CNET también está disponible en español.

Ir a español

Don't show this again

Christmas Gift Guide
Tech Industry

THE DAY AHEAD: Ariba is a boring ERP company in disguise

Ariba Inc. (Proposed ticker: ARBA) is mentioned by analysts as one of the "no brainer" IPOs of the week because it is one of those software/Internet infrastructure companies that fare pretty well. If you buy that thinking, you might want to read the regulatory filings.

Granted, Ariba should do well in the market. Morgan Stanley Dean Witter is the lead underwriter for Ariba's just-increased offering of 5 million shares, which are scheduled to price tonight between $20 and $22 a share.



Have an opinion on this?



But once you strip away the "Internet-based business-to-business electronic commerce solutions for operating resources" tagline the company sounds a lot like an electronic resource planning (ERP) company. If it walks like an ERP company, sounds like an ERP company and has all the risks of an ERP company, chances are pretty good it's an ERP company.

Of course not a lot of folks in the press or on Wall Street have thought about this point too much, choosing to go with the vogue "e-commerce solutions provider."

ERP is the boring stuff that enables companies to track expenses, procurement, human resources and other necessary functions. ERP is the playground Oracle Corp. (Nasdaq: ORCL), Peoplesoft (Nasdaq: PSFT) and SAP (NYSE: SAP).

In fact Oracle officials mentioned Ariba on their recent earnings conference call and noted that they do see Ariba in the field. Surprisingly, Oracle didn't badmouth them Ariba either. That fact either means Oracle actually respects Ariba or doesn't see them as a threat yet. Bet on the latter.

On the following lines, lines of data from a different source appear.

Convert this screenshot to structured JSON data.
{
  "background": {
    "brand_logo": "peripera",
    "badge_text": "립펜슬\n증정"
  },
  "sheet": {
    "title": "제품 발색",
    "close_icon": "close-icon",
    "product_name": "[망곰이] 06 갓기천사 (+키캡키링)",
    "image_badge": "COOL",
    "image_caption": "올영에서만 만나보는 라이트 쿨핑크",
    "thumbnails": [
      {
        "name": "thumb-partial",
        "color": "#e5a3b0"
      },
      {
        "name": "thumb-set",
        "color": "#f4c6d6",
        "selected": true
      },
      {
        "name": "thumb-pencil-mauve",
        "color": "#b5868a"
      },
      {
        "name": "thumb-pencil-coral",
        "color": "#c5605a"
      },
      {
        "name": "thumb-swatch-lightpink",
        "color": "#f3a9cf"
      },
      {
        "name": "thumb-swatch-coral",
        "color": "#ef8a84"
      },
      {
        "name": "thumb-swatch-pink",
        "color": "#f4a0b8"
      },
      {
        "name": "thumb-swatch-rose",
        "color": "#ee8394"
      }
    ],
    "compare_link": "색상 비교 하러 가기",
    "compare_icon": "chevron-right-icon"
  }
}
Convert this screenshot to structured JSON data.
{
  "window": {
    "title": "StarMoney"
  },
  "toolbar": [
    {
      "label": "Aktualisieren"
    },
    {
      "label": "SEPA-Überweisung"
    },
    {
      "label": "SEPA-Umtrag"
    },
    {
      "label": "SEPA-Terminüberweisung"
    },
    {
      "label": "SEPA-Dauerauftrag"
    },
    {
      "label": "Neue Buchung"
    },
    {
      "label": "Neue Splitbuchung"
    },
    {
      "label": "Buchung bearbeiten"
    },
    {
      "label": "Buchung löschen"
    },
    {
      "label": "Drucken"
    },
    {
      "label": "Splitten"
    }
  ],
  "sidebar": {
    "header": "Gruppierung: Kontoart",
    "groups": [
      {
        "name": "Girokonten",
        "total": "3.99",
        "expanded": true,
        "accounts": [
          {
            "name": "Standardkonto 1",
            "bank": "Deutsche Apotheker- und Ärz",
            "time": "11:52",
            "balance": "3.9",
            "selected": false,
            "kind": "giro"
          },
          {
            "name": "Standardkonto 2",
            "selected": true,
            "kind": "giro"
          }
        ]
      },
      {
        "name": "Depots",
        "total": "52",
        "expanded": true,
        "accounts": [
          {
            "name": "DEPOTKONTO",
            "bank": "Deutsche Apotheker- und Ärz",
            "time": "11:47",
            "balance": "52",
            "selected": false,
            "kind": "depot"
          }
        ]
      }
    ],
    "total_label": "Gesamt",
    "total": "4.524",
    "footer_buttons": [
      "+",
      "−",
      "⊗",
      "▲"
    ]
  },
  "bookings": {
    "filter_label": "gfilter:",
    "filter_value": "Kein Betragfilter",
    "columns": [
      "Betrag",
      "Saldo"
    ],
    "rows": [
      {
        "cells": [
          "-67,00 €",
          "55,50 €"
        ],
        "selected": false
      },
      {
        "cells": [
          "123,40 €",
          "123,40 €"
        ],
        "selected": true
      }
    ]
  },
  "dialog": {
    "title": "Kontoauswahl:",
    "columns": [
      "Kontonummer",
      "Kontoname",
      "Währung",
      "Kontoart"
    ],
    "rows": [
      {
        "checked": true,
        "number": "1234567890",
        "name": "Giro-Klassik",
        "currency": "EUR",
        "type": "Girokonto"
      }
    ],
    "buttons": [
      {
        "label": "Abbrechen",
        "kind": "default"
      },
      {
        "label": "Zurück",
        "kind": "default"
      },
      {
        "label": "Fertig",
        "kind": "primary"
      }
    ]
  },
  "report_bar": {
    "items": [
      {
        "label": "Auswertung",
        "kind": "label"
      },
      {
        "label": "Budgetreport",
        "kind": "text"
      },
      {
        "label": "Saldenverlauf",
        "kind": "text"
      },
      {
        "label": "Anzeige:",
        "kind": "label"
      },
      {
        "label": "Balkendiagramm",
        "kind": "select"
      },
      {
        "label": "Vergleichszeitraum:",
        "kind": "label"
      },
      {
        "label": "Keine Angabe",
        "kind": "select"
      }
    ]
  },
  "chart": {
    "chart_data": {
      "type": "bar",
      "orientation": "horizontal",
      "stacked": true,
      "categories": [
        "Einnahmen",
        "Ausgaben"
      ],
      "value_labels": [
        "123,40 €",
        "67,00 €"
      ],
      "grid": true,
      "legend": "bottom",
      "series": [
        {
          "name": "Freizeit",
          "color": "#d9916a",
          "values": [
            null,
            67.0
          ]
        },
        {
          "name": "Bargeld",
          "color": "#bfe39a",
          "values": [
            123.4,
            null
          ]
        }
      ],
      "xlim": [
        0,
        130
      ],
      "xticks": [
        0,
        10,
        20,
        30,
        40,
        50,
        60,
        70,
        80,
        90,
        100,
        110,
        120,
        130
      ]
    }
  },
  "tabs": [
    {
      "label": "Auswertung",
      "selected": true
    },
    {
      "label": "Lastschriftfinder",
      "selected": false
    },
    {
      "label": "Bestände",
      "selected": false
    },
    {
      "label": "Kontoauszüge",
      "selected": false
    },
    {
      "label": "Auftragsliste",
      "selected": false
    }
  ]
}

All of Oracle CEO Larry Ellison's good material is saved for SAP and Peoplesoft.

You would never know that Ariba could be lumped in with the battered ERP stocks because it uses the ORM (operating resources management) as its acronym of choice. There's a good reason for that -- ERP stocks stink lately (chart). Give Ariba credit -- it knows a tainted acronym when it sees it.

ORM may not be an exact fit with ERP in the land of acronyms, but it is a bit odd that Ariba is presenting at "HP World Conference & Expo/ERP World" in August.

Don't be fooled. Ariba has the same risks that all the ERP guys have. In regulatory filings, Ariba cited the following:

  • Year 2000 spending: Delays or reductions in spending for application software could hurt Ariba. The thinking here is clear: Information technology departments don't want to add any applications that could introduce risk to the network. Folks get fired for that.

  • Long sales cycles. "Because we target large customers, our sales cycles range from four to 24 months and average approximately nine months," the company said.

  • Competition: "We may also encounter competition from several major enterprise software developers, such as Oracle, PeopleSoft and SAP," the company said. As of March 31, only 31 customers licensed Ariba's products "ORMS solution." Peoplesoft, SAP and the Web-enabled Oracle all have longer track records with customers.

    Granted the company is trying to expand through Ariba.com, a buying network for its ERP, err. ORM, customers, but the company hasn't made a cent in revenue from its Ariba.com network. Ariba isn't exactly VerticalNet (Nasdaq: VERT) yet. "As of May 31, 1999, only one customer was buying operating resources through our Ariba.com network from a limited number of online suppliers," said Ariba in filings.

    So before you drop your cash on Ariba, you may want to take a look at some of the struggling ERP companies that are prime candidates to eventually acquire Ariba. ERP will become a hot buzzword again as soon as that pesky Y2K cloud passes.

    Endnotes

    Watch the reaction to Micron Electronics' (Nasdaq: MUEI) earnings. It's not clear that the company's new products are gaining footing and revenue was a bit light. "They are all focused and dressed up for the party, but there's no music playing," said Louis Mazzucchelli, an analyst with Gerard Klauer Mattison & Co.

    And look out below for Salon.com (Nasdaq: SALN). We could bash the online magazine, but why bother? Most folks know the IPO is a joke. Love the content, but hate the business. Salon is being offered through a "dutch auction" or Open IPO via underwriter W.R. Hambrecht. It will be an interesting experiment, but the bottom line is the company couldn't land a real underwriter. Salon priced at the low-end of its range at 10 1/2.